These physical responses are intensified in the plateau phase, which is the phase of sexual excitement before orgasm. Heart rate, circulation, breathing, and muscle tension continue to increase. Muscles in the hands, feet, and face may spasm involuntarily. The walls of the vagina may become a purplish color due to the increased blood flow, and the clitoris becomes extremely sensitive, retracting partially (or totally) under the clitoral hood. Generally, a man’s urethral sphincter will contract in this phase to keep urine from mixing with semen. The penis may discharge pre-ejaculate at this point.
The shortest phase of the sexual response cycle is the orgasm. An orgasm is characterized by a sudden, complete release of sexual tension. Blood pressure, heart rate, and breathing reach their maximum rate at this point. Muscles contract involuntarily, particularly those in the lower pelvic region around the sexual organs, but also in other parts of the body, such as the feet. Women experience contractions in the uterus and vagina, while men have contractions in the muscles at the base of the penis, a process that usually results in ejaculation. In some cases, female ejaculation can occur as well, which is often referred to as “squirting.”
In the resolution phase, the muscles relax, breathing and heart rate decrease, and the genitals return to their nonexcited state. The body itself returns to its normal functioning condition. Men usually experience a refractory period after orgasm in which they cannot orgasm again. Women can sometimes have multiple orgasms in a row when sexual stimulation continues.

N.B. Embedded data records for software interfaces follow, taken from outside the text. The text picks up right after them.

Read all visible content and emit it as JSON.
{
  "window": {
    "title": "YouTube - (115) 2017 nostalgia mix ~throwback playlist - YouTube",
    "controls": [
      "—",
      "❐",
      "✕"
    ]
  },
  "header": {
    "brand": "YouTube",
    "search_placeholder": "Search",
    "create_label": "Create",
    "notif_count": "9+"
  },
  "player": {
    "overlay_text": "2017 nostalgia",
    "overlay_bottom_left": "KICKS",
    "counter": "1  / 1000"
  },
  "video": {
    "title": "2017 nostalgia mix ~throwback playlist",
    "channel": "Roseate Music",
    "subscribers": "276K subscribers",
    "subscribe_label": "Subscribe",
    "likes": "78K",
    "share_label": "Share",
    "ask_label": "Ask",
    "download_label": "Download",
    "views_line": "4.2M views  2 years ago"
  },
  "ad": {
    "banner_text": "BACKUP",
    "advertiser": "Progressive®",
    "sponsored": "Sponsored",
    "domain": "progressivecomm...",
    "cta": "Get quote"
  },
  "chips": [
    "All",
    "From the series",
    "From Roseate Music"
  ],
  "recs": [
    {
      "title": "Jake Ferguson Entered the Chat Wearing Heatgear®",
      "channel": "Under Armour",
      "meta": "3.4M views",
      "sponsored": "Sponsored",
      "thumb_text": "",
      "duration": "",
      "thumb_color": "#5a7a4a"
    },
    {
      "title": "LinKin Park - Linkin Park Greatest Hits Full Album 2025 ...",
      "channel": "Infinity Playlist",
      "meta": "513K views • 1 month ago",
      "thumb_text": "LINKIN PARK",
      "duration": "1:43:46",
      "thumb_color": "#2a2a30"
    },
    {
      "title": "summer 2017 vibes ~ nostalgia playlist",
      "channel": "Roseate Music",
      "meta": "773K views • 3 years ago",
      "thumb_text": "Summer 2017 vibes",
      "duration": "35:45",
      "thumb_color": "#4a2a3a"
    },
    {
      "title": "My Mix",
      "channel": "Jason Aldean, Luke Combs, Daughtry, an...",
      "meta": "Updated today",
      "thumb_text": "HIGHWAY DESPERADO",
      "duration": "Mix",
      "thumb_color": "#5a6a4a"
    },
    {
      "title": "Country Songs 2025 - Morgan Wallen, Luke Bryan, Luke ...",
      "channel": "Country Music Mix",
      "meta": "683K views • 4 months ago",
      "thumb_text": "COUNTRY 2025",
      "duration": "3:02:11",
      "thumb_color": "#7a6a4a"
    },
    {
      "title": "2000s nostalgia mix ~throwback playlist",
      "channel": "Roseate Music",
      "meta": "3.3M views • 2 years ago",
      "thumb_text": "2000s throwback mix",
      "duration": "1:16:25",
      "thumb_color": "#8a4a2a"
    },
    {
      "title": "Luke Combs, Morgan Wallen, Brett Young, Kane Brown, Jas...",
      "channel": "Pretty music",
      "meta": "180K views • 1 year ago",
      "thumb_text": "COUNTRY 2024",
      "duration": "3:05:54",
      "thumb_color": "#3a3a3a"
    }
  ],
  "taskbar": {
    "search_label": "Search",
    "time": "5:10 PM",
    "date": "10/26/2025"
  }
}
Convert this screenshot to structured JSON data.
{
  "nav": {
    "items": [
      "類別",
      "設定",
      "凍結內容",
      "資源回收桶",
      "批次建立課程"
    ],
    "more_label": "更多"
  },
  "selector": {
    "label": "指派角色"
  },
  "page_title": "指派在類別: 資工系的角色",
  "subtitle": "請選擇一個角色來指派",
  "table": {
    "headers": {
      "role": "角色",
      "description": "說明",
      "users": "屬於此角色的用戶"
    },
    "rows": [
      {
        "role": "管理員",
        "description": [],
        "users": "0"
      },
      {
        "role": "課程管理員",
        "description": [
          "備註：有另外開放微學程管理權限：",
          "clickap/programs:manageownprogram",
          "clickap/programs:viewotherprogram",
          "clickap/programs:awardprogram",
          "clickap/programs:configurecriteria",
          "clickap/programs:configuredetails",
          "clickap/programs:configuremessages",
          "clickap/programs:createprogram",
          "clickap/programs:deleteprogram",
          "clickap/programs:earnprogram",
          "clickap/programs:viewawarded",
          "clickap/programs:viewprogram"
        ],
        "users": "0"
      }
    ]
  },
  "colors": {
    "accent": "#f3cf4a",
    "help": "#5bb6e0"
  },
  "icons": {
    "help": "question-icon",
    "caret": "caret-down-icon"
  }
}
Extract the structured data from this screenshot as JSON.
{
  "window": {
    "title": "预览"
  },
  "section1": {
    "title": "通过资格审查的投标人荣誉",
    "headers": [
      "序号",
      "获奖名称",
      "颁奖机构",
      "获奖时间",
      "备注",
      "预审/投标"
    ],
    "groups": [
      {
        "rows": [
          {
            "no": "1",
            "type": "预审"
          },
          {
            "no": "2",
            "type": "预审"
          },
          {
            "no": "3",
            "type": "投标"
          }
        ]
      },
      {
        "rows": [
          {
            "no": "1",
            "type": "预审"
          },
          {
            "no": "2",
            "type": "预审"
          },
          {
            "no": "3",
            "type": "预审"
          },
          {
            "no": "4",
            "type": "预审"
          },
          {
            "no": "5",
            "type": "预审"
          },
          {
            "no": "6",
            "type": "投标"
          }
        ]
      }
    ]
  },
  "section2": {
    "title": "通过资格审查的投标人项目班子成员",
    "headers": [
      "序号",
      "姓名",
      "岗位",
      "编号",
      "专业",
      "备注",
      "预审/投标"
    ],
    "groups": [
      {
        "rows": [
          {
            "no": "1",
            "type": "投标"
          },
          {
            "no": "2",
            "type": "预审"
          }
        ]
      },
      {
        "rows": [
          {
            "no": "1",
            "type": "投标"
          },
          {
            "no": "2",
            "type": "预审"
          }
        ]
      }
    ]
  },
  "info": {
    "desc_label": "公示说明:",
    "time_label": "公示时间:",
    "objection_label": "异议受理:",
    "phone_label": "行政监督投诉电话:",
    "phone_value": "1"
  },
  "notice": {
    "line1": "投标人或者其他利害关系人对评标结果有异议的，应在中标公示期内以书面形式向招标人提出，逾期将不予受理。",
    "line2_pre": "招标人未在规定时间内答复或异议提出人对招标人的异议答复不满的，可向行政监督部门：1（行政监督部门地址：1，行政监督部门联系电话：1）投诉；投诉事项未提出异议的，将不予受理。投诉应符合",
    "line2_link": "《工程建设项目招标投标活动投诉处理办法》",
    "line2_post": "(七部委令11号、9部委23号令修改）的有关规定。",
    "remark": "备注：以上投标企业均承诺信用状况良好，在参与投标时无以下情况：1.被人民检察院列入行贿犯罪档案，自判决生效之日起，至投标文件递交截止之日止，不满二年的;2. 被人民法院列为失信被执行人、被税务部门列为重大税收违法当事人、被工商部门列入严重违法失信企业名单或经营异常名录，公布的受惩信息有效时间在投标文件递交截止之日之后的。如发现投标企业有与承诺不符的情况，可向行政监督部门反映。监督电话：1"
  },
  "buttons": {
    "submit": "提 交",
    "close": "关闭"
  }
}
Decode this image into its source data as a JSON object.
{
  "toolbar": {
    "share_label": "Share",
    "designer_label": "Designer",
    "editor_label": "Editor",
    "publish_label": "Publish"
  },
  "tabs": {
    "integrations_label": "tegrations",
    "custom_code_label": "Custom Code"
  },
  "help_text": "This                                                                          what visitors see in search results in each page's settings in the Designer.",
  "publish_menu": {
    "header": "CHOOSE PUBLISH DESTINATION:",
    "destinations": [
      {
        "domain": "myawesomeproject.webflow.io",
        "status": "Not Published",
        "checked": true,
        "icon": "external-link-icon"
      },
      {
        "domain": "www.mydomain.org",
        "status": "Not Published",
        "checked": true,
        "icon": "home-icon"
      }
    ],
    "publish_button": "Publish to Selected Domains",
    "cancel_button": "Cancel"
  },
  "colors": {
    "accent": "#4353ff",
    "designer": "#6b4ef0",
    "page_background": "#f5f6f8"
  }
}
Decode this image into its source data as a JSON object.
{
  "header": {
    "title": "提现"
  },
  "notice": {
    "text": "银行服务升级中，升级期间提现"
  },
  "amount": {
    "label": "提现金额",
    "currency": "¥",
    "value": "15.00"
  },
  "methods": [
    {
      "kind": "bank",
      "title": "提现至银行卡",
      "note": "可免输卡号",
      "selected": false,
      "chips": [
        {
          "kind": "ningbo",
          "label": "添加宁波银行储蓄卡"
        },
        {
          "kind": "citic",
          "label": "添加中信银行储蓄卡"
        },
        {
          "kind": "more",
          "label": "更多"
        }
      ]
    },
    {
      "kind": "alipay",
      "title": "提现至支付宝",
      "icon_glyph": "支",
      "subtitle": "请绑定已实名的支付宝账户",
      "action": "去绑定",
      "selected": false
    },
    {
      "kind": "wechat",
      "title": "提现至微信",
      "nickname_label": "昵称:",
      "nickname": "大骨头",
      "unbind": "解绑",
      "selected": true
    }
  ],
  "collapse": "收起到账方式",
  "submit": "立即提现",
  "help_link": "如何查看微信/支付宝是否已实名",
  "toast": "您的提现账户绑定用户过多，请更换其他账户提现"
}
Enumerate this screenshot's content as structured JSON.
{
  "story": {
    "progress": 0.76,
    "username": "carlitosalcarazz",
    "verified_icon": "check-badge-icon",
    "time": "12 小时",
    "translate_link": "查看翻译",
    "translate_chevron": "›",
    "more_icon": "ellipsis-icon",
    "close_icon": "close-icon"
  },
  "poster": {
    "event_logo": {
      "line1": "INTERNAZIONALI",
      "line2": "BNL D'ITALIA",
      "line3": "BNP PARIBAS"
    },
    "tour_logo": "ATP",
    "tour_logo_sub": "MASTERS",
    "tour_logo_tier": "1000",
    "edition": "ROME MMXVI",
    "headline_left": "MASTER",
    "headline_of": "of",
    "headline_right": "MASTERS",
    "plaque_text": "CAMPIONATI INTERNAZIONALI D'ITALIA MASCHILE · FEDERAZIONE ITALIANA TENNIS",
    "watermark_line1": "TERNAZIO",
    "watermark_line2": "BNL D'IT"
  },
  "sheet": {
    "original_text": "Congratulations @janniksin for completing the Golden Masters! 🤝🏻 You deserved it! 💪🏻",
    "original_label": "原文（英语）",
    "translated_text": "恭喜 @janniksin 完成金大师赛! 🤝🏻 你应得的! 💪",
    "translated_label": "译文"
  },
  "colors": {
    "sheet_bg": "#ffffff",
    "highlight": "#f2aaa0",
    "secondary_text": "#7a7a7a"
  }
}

On the other hand, Basson’s nonlinear model of sexual response emphasizes the importance of intimacy in sexual responses and asserts that desire can be in direct response to sexual stimulation or occur spontaneously, before or after sexual arousal. In fact, female sexual medicine experts believe that many women begin sexual activity from a place of sexual neutrality and may experience sexual drive spontaneously at various points throughout the process. This circular model of sexual response acknowledges that orgasms can contribute to satisfaction but notes that they are not the sole source of pleasure for many women. It also gives more weight to emotional responses and relationship factors in shaping sexual responses, whether positively or negatively.
Currently, little is known about the sexual response cycle for transgender individuals, but emerging evidence is growing. Holmberg et al. (2018) suggest that evaluating sexual function and dysfunction in transgender persons is a multidimensional process and recommend exploring wishes and hopes for sexual function during assessments.
Providers may choose to use these sexual response cycle models to explain common physical responses to sexual stimulation to patients, but in doing so, they should bear in mind that all individuals and sexual experiences are unique. It may be beneficial for a provider to share with patients (particularly those experiencing sexual dysfunction) that sex can be pleasurable and satisfying even without an orgasm and suggest ways to foster sexual intimacy between partners that are not orgasm-focused.
Holmberg, M., Arver, S., & Dhejne, C. (2018). Supporting sexuality and improving sexual function in transgender persons. Nature Reviews Urology, 16, 121-139. https://doi.org/10.1038/s41585-018-0108-8.
Human sexual response cycle. (2021, July 28). In Wikipedia. Retrieved August 13, 2021, from https://en.wikipedia.org/wiki/Human_sexual_response_cycle.
Kingsberg, S.A., & Janata, J.W. (2007). Female sexual disorders: assessments, diagnosis, and treatment. Urologic Clinics of North America, 34(4), 497-506. DOI: 10.1016/j.ucl.2007.08.016.
WebMD. Medically reviewed by Nivin Todd, MD. (2020, October 16). Your Guide to the Sexual Response Cycle. https://www.webmd.com/sex-relationships/guide/sexual-health-your-guide-to-sexual-response-cycle.